Hi Tina. Thanks so much for saying that. It really is a fascinating boat house on a great stretch of water. At one point I considered kayaking to my office in Waltham by launching there in Newton. What a commute that would have been. Best, Babsje
I enjoyed the egret sequence. Great photos.
Hi Anne thanks very much. I’m pleased that you like the Egret photos and story! Best, Babsje
The boathouse looks almost identical to the one in Vancouver. Interesting! I also enjoyed your photos and thoughts on keeping the “wild” in wildlife.
Hi Patti. Thanks for.your kind words. The boathouse is similar to Vancouver’s? That’s very cool. Were you there for the tornado and hail storm last weekend? That sounded pretty rare for Vancouver. I’m pleased that you appreciate this one. Best, Babsje
Oh my, that wingspan! Magnificent
Hi Ruth! Thanks so much for your lovely compliment. I’m so pleased that you like this one. Best, Babsje
Well done. The egret has angel-like wings. No (r)egrets…
Many thanks Rebecca for your kind comment. I love your wordplay of “no (r)egrets!” That’s also the title of a Tom Rush song – No Regrets. Thanks. Best, Babsje
My friend sent me a text last week saying “Egrets, I’ve had a few…” May have been a typo? ; )
How funny, I love that!
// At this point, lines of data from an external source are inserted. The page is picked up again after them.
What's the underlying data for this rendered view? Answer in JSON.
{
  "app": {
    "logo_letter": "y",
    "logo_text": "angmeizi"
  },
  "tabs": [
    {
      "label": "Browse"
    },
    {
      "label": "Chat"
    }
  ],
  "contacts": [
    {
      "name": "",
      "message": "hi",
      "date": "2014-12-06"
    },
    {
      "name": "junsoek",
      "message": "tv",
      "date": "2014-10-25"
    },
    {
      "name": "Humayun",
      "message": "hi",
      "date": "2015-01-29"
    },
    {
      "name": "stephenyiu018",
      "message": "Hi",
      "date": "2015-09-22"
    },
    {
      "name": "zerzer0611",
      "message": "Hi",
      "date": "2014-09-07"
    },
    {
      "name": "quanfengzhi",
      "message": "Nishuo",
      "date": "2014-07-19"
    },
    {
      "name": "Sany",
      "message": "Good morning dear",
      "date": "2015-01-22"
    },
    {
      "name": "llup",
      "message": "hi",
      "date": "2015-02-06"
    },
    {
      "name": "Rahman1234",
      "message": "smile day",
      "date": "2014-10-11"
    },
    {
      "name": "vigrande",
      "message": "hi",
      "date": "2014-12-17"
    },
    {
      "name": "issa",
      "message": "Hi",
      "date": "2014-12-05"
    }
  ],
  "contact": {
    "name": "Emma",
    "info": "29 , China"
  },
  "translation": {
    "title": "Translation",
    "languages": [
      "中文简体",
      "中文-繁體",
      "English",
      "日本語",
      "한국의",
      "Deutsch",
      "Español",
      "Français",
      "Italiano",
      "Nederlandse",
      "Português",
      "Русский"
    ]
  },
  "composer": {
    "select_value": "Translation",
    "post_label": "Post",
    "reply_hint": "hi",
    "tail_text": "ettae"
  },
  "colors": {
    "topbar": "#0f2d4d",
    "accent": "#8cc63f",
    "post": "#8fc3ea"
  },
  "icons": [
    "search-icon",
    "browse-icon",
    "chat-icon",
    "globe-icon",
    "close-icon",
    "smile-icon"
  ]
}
Many thanks Marylou! I’m pleased that you appreciated White Heron aka Great Egret. Best, Babsje